◆ Exercise goal: From the first line to the last, output the entries exactly.

◆ Data:
Start of Block

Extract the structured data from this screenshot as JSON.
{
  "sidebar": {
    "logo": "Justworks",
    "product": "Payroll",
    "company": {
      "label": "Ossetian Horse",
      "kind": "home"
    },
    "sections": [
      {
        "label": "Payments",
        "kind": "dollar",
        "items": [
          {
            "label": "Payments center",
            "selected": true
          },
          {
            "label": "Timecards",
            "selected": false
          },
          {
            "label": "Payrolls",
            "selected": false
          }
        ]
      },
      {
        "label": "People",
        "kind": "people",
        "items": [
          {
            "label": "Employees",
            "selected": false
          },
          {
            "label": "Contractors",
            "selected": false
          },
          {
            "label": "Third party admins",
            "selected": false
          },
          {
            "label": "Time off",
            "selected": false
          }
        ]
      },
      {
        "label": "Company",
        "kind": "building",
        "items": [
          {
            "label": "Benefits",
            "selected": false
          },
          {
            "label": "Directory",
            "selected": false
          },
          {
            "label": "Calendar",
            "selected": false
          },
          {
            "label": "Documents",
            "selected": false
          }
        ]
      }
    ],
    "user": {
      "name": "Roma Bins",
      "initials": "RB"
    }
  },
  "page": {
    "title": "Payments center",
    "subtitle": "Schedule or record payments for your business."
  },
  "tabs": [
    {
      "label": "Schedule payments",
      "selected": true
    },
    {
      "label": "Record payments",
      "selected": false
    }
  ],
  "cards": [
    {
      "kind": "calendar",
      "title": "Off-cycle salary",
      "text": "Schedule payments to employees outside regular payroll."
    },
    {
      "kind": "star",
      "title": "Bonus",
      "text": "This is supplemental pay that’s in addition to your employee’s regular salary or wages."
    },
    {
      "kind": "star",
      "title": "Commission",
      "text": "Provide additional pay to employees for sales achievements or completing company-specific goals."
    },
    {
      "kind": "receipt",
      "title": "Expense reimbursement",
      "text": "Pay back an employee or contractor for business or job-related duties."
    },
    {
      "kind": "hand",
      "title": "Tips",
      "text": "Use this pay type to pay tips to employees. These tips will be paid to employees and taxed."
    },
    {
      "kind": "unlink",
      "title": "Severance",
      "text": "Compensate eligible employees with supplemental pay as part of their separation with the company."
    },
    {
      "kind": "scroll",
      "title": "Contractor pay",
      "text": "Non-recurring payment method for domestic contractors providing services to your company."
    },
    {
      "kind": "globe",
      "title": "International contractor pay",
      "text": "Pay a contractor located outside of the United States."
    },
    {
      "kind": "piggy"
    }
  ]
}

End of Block

◆ Answer to the problem:
Extract the structured data from this screenshot as JSON.
{
  "sidebar": {
    "logo": "Justworks",
    "product": "Payroll",
    "company": {
      "label": "Ossetian Horse",
      "kind": "home"
    },
    "sections": [
      {
        "label": "Payments",
        "kind": "dollar",
        "items": [
          {
            "label": "Payments center",
            "selected": true
          },
          {
            "label": "Timecards",
            "selected": false
          },
          {
            "label": "Payrolls",
            "selected": false
          }
        ]
      },
      {
        "label": "People",
        "kind": "people",
        "items": [
          {
            "label": "Employees",
            "selected": false
          },
          {
            "label": "Contractors",
            "selected": false
          },
          {
            "label": "Third party admins",
            "selected": false
          },
          {
            "label": "Time off",
            "selected": false
          }
        ]
      },
      {
        "label": "Company",
        "kind": "building",
        "items": [
          {
            "label": "Benefits",
            "selected": false
          },
          {
            "label": "Directory",
            "selected": false
          },
          {
            "label": "Calendar",
            "selected": false
          },
          {
            "label": "Documents",
            "selected": false
          }
        ]
      }
    ],
    "user": {
      "name": "Roma Bins",
      "initials": "RB"
    }
  },
  "page": {
    "title": "Payments center",
    "subtitle": "Schedule or record payments for your business."
  },
  "tabs": [
    {
      "label": "Schedule payments",
      "selected": true
    },
    {
      "label": "Record payments",
      "selected": false
    }
  ],
  "cards": [
    {
      "kind": "calendar",
      "title": "Off-cycle salary",
      "text": "Schedule payments to employees outside regular payroll."
    },
    {
      "kind": "star",
      "title": "Bonus",
      "text": "This is supplemental pay that’s in addition to your employee’s regular salary or wages."
    },
    {
      "kind": "star",
      "title": "Commission",
      "text": "Provide additional pay to employees for sales achievements or completing company-specific goals."
    },
    {
      "kind": "receipt",
      "title": "Expense reimbursement",
      "text": "Pay back an employee or contractor for business or job-related duties."
    },
    {
      "kind": "hand",
      "title": "Tips",
      "text": "Use this pay type to pay tips to employees. These tips will be paid to employees and taxed."
    },
    {
      "kind": "unlink",
      "title": "Severance",
      "text": "Compensate eligible employees with supplemental pay as part of their separation with the company."
    },
    {
      "kind": "scroll",
      "title": "Contractor pay",
      "text": "Non-recurring payment method for domestic contractors providing services to your company."
    },
    {
      "kind": "globe",
      "title": "International contractor pay",
      "text": "Pay a contractor located outside of the United States."
    },
    {
      "kind": "piggy"
    }
  ]
}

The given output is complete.